In the early morning hours of Mon., Aug. 10, 2020, I was among the thousands of world music fans everywhere who woke up to the sad news that Angolan artist Waldemar Bastos had died. He passed away in Lisbon on Aug. 9, reportedly of cancer, at age 66. To say that I was devastated is an understatement.
At around 4 a.m., I received a phone call and a text message from two different Angolan journalists seeking to confirm the news that had been circulating in social media in Angola throughout the day. I was able to verify his passing after speaking with a mutual friend in Paris.
Waldemar was a musical heavyweight gifted with a soulful voice. He was also an accomplished guitarist who could play a variety of styles like semba, fado and bolero.
In a stellar career that spanned more than four decades, he had graced the stages of prestigious venues throughout Europe, the United States, Canada, Brazil, and his native Angola.
His rich body of work includes the albums Pitanga Madura, Estamos Juntos, Love Is Blindness, Angola Minha Namorada, Classics of My Soul, Renascence. What propelled him to international stardom, however, was his 1999 masterpiece Pretaluz (Black Light), produced by David Byrne’s Luaka-Bop label.
Waldemar also collaborated with myriad artists from various musical backgrounds. Among them: master guitarist Dizzy Mandjeku and drummer Komba Bellow from Congo-Kinshasa, the Japanese composer Ryuichi Sakamoto, the London Philharmonic Orchestra, and famed Portuguese symphony Orchestra Gulbenkian.
He also received many prizes, including the 1999 World Music Awards as the New Artist of the Year. In 2018 the Angolan Ministry of Culture gave him the National Prize for Culture and Arts, Angola’s highest award.
I first met Waldemar in Canada at the Edmonton Folk Festival in 2005, where we were both performing. By then, I had been following his career for a few years. I was drawn to him not only by his music, but also by the fact that he was born in my ancestral home of Mbanza-Kongo in Northern Angola.
At our first meeting, we shared a few beers and spoke for hours. I found him to be an engaging individual, and also very passionate about his art. He also had strong opinions about the state of Angolan music and politics. He stressed the need to maintain our originality in order to advance our culture beyond Angola.
Later that same year, our paths would cross again in Luanda. We were there for the commemoration of the 30th anniversary of Angola’s independence, and we performed on the same bill at a gala in the garden of the Hotel Trópico. A week later we both served as opening acts for the Cape Verdean chanteuse Cesária Évora.
In 2008, in Los Angeles, we found ourselves again on a double bill for a show at the Getty Museum and also at Grand Performances.

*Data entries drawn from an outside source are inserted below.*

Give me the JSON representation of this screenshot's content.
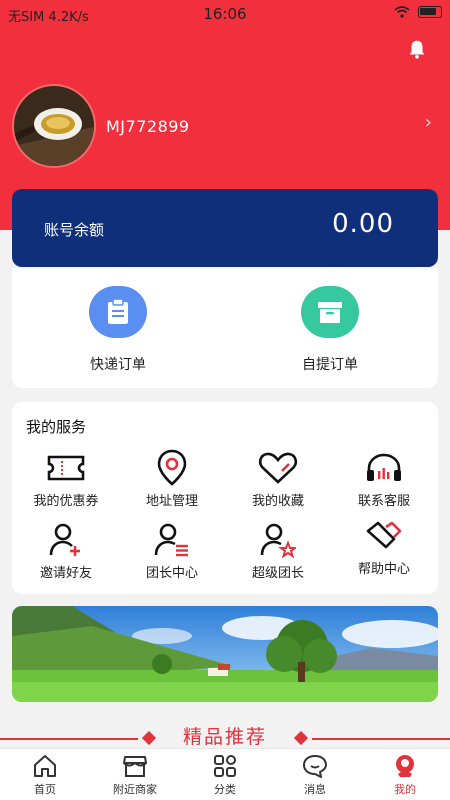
{
  "status_bar": {
    "carrier": "无SIM 4.2K/s",
    "time": "16:06"
  },
  "profile": {
    "username": "MJ772899"
  },
  "balance": {
    "label": "账号余额",
    "value": "0.00"
  },
  "orders": [
    {
      "label": "快递订单",
      "icon": "clipboard-icon",
      "color": "#5a8ef0"
    },
    {
      "label": "自提订单",
      "icon": "archive-box-icon",
      "color": "#36c9a0"
    }
  ],
  "services": {
    "title": "我的服务",
    "items": [
      {
        "label": "我的优惠券",
        "icon": "ticket-icon"
      },
      {
        "label": "地址管理",
        "icon": "location-pin-icon"
      },
      {
        "label": "我的收藏",
        "icon": "heart-icon"
      },
      {
        "label": "联系客服",
        "icon": "headset-icon"
      },
      {
        "label": "邀请好友",
        "icon": "user-add-icon"
      },
      {
        "label": "团长中心",
        "icon": "user-list-icon"
      },
      {
        "label": "超级团长",
        "icon": "user-star-icon"
      },
      {
        "label": "帮助中心",
        "icon": "handshake-icon"
      }
    ]
  },
  "recommend": {
    "title": "精品推荐"
  },
  "tabbar": [
    {
      "label": "首页",
      "icon": "home-icon",
      "active": false
    },
    {
      "label": "附近商家",
      "icon": "store-icon",
      "active": false
    },
    {
      "label": "分类",
      "icon": "grid-icon",
      "active": false
    },
    {
      "label": "消息",
      "icon": "chat-icon",
      "active": false
    },
    {
      "label": "我的",
      "icon": "profile-icon",
      "active": true
    }
  ],
  "colors": {
    "brand_red": "#f2303d",
    "balance_navy": "#0f2f7a",
    "accent_red": "#e2333d"
  }
}
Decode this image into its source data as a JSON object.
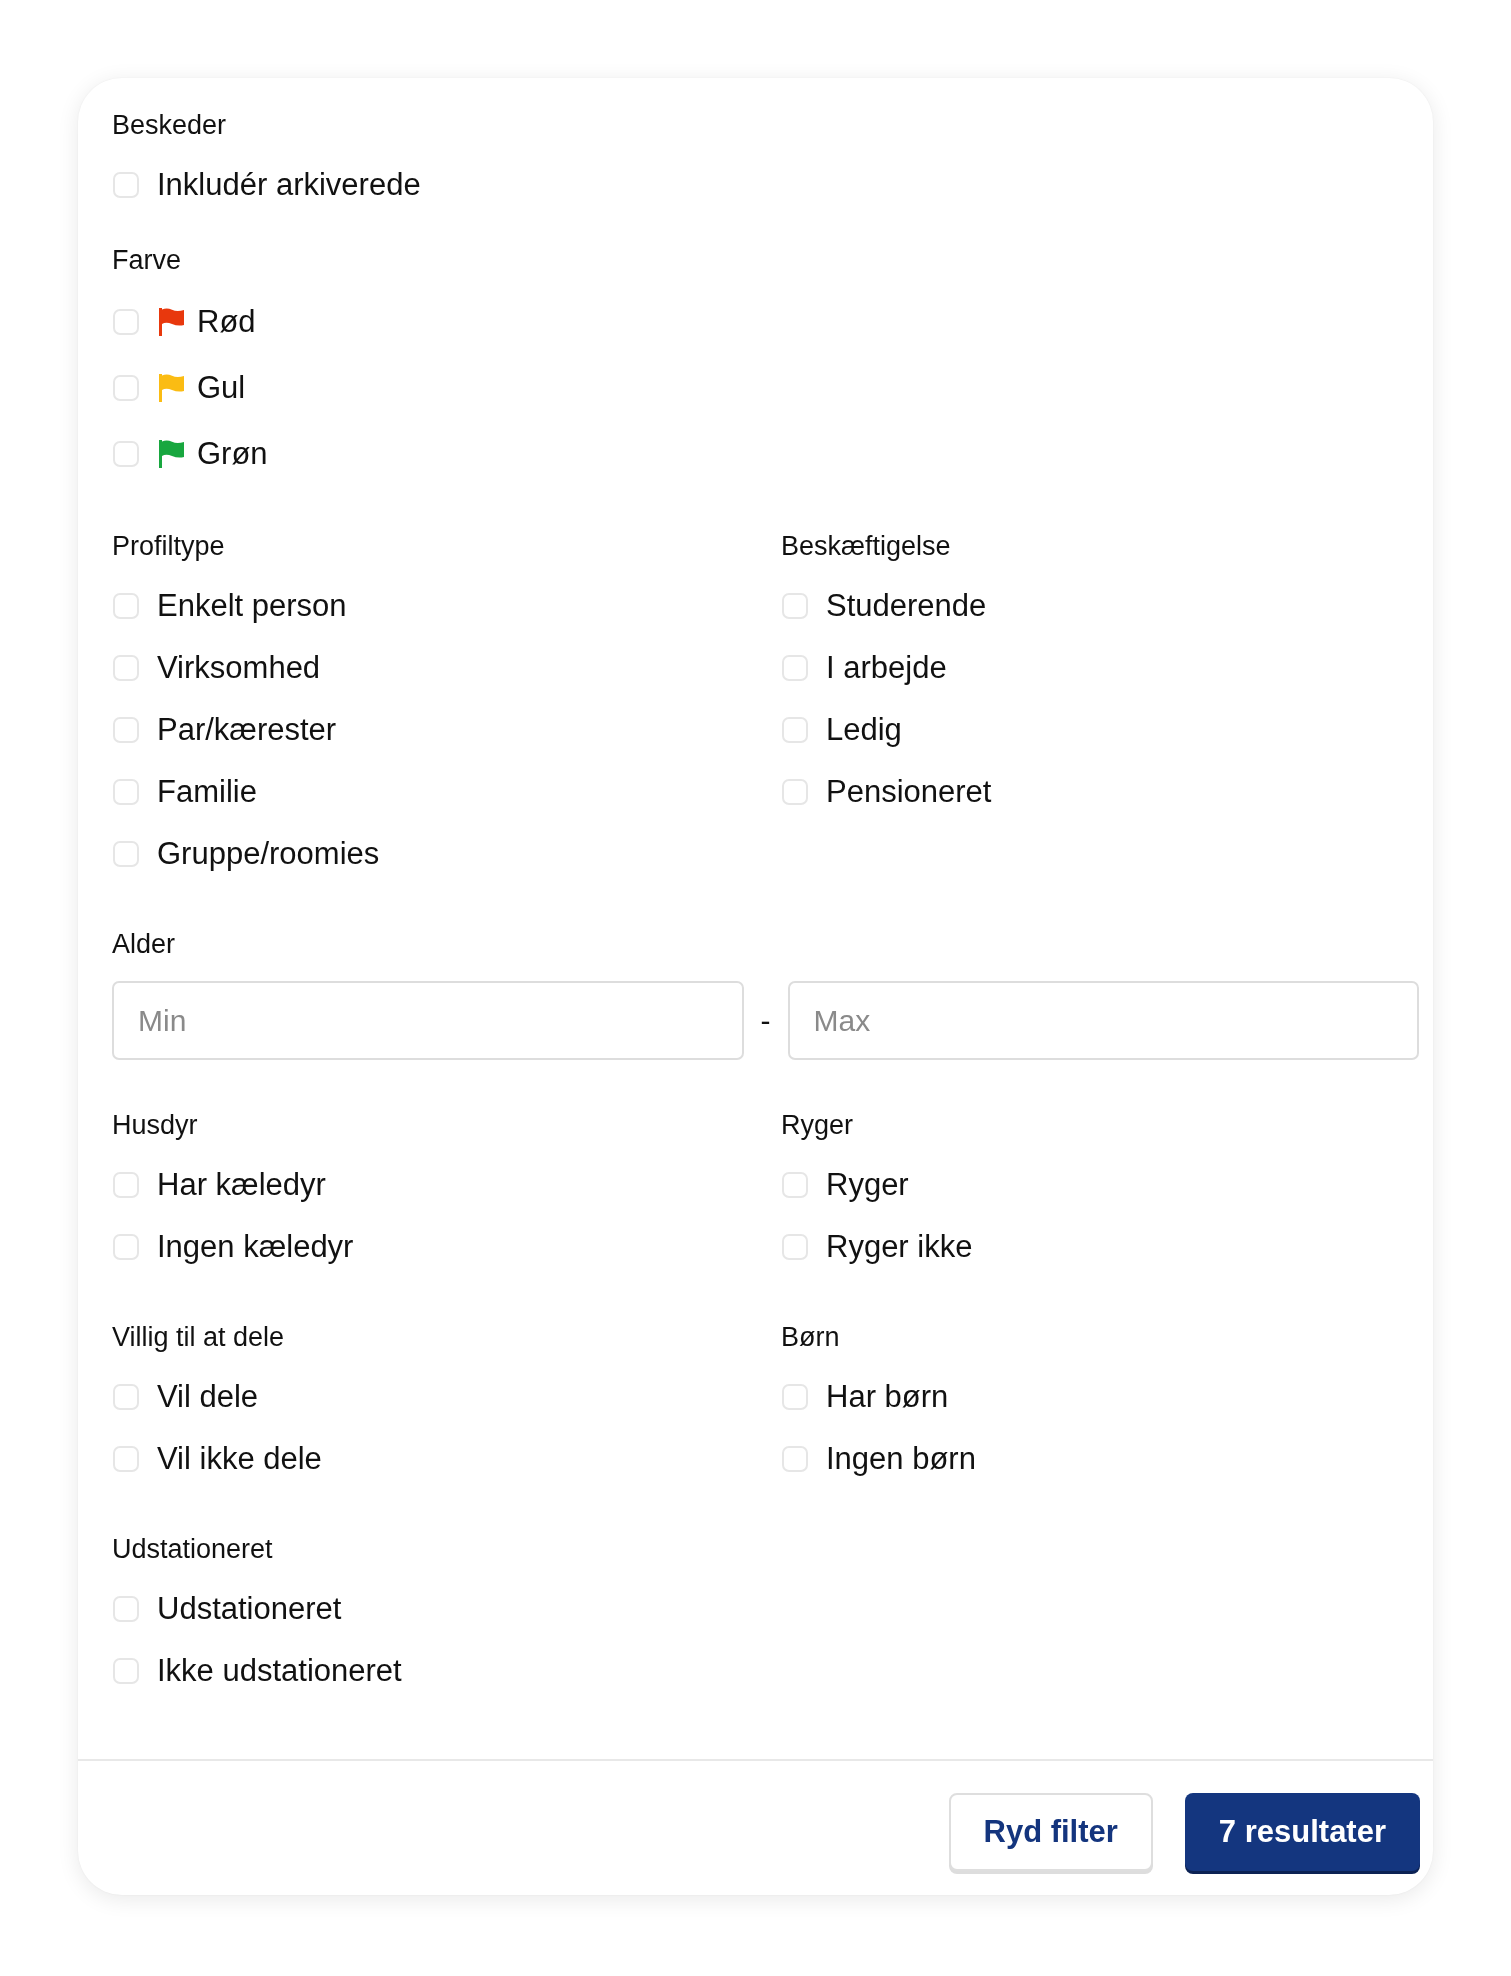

In July of 2019, we were both in Angola for the FestiKongo Festival in Mbanza-Kongo. Unfortunately, we didn’t get to see each other then. He performed for the opening ceremony of the festival, and left town shortly thereafter. I was part of a group that played four days later at the closing ceremony.
On or away from the stage, Waldemar had a majestic glow. He was dignified, elegant, ebullient and full of life. My fondest memories, however, were the times we got together at the home of my friend CC Smith for a barbeque. Waldemar’s wife Laureanna would cook delicious concoctions, and we all told jokes while we drank Porto wine.
Waldemar’s death leaves a void in the collective hearts of all those who knew him. It’s hard to believe that he is gone. I will always cherish the moments we spent together.
Rest in eternal peace, brother.
Ricardo Lemvo is the vocalist and bandleader of the Los Angeles-based group Makina Loca.